Editorial, Opinion Piece Address Emergence Of H7N9 Bird Flu Strain In China
The following is a summary of an editorial and an opinion piece addressing the emergence of a new strain of bird flu — H7N9 — in China.
- Boston Globe: “[W]ith the rise in China of a new bird flu called H7N9, which has killed 23 people and infected over 120 more, and with one case now confirmed outside the Chinese mainland, Asian countries are also bracing for the potential outbreak of a highly lethal virus,” the editorial states. “Global health depends on China being as forthcoming with information as possible, so that other nations can take appropriate precautions,” the newspaper writes, adding, “By all accounts, including that of the World Health Organization, the Chinese government and state media have been more open about the spread and genetic makeup of the disease [than the country was during the SARS epidemic a decade ago], encouraging citizens to share information.” The editorial concludes, “China owes the rest of the world a full account of its efforts to isolate patients and ensure that infected people don’t spread the virus beyond its borders” (5/1).

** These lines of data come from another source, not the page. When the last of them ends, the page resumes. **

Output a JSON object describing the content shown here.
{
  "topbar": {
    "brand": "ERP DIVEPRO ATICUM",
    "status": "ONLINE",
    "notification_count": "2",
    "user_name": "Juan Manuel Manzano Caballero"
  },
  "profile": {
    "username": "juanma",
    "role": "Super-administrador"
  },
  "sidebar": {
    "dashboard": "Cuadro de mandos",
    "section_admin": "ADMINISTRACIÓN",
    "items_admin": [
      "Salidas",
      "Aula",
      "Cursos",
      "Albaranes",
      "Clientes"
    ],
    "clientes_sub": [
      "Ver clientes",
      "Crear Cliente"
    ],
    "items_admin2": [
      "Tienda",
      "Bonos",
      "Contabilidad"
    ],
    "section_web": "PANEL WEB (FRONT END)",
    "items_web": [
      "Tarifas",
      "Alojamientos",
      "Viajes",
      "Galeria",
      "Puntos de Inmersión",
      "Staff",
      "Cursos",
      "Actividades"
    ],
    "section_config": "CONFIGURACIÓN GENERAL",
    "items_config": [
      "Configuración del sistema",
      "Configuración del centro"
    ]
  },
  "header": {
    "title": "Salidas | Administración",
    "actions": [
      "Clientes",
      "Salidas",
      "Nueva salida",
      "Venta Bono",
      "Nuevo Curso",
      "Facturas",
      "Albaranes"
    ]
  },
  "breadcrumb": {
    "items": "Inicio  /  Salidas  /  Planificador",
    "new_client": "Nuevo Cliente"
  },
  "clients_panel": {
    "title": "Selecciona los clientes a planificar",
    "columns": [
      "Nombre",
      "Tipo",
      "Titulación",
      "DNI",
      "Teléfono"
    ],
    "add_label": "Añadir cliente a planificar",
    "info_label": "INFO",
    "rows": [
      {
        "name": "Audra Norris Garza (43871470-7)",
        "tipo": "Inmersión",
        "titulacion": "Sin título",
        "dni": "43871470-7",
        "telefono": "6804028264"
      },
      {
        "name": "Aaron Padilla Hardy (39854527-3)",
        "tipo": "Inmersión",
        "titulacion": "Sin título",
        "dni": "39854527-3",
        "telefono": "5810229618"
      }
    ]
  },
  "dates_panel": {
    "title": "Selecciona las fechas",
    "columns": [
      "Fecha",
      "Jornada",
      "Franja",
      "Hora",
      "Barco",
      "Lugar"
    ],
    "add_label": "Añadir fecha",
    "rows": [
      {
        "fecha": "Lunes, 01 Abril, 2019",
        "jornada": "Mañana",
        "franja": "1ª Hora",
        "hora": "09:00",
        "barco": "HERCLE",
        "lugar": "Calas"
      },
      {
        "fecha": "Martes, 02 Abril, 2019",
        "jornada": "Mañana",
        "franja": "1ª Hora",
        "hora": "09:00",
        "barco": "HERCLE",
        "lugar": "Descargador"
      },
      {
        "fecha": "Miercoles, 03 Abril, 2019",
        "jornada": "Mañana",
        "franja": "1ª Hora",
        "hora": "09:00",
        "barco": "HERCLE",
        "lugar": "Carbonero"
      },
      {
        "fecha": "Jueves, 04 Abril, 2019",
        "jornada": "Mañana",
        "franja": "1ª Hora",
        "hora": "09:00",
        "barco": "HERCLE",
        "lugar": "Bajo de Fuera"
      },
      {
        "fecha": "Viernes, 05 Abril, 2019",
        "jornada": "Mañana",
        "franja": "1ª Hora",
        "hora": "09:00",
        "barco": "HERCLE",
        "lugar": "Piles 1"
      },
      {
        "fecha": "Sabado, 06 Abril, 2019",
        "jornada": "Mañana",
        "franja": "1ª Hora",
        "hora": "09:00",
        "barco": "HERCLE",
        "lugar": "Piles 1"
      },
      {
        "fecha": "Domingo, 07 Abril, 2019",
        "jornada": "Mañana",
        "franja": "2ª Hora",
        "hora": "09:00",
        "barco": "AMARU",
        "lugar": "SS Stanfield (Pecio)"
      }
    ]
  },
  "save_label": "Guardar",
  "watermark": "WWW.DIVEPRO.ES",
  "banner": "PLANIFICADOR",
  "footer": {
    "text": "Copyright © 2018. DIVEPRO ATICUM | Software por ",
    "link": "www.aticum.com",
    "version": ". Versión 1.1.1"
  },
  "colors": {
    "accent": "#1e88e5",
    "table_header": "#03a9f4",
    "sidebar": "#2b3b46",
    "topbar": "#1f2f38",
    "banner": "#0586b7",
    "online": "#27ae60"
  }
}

- Scott Gottlieb, Forbes: “We have grappled with deadly pockets of potent flu outbreaks before. But this one has characteristics that make it different,” Gottlieb, a physician and fellow at the American Enterprise Institute, writes, adding, “There’s a greater risk that this strain could acquire the ability to spread more easily from person to person.” He provides statistics about the spread of the virus so far and asks, “So are we ready to battle a pandemic strain of bird flu if this new virus picks up the capacity to more efficiently spread from person to person?” He continues, “For the most part, our strategy for preparing for pandemic flu focuses on the development of vaccines,” but “there’s good reason to believe this may not be enough. What we really need are potent antiviral medicines with broad activity against many different strains of pandemic virus” (4/30).